Unextract the .rar file(s) for starters.
Drag & drop an mkv file onto one of the batch files. The differences between them:
- This re-encodes the video to H.264, burns the softsubs in and re-encodes the audio to AAC.
- Vita/PS3 – AAC Copy
- This re-encodes the video, burns softsubs in and copies the audio track directly onto the resulting file, without re-encoding it. This is your best option for most fansubs or Crunchyroll rips.2
- Vita/PS3 – NoSubs
- Use this option if your file comes with hardsubs (Funimation rips for example).
- Combination of the previous two
- If the file is hardsubbed and doesn't come with stereo AAC.
2 The reason for this is that the audio format used by Japanese television broadcasts (and Crunchyroll/Funimation) is AAC, and thus is directly compatible with Vita.

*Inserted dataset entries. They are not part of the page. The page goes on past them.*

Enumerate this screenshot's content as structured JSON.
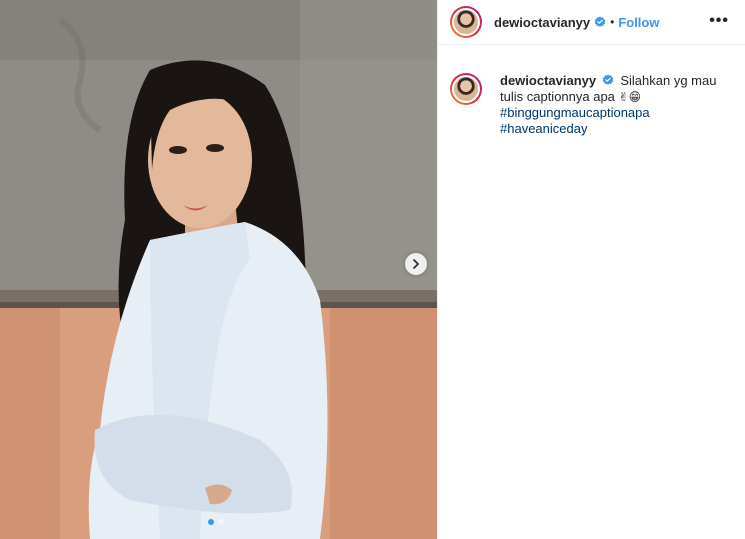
{
  "post": {
    "username": "dewioctavianyy",
    "follow_label": "Follow",
    "separator": "•",
    "more_label": "•••"
  },
  "caption": {
    "username": "dewioctavianyy",
    "text": "Silahkan yg mau tulis captionnya apa",
    "emoji": "✌😁",
    "hashtags": [
      "#binggungmaucaptionapa",
      "#haveaniceday"
    ]
  },
  "carousel": {
    "slide_count": 2,
    "active_slide": 1
  },
  "icons": {
    "verified": "verified-badge-icon",
    "next": "chevron-right-icon",
    "more": "more-options-icon"
  },
  "colors": {
    "link": "#003569",
    "follow": "#3897f0",
    "verified": "#3897f0"
  }
}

There's no point in lowering the audio quality by a lossy re-encode.
Possible issues and finetuning
This batch file was 99% intended for personal use and for anime fansubs and stream rips (HorribleSubs). There's a very high possibility that your regular TV or movie rips won't work. Multi-channel audio also does not work.
If the speeds are too slow for you, edit the batch files directly with Notepad (or equivalent text editor). Change
--preset slow to any of the ones listed below (e.g.
--preset fast). Generally, the faster you go, the worse the compression on the video gets (larger file, looks worse or any combination of the two). You can also set the setting to a slower one if you have a beefy CPU, time to spare or are low on Vita memory card space.
- slow (default)
- placebo (not recommended; obnoxiously slow with very little benefits)
The filesize to image quality ratio is controlled by the
--crf xx option. The default is 19. Lower the number to increase the video quality and file size, raise it to reduce file sizes.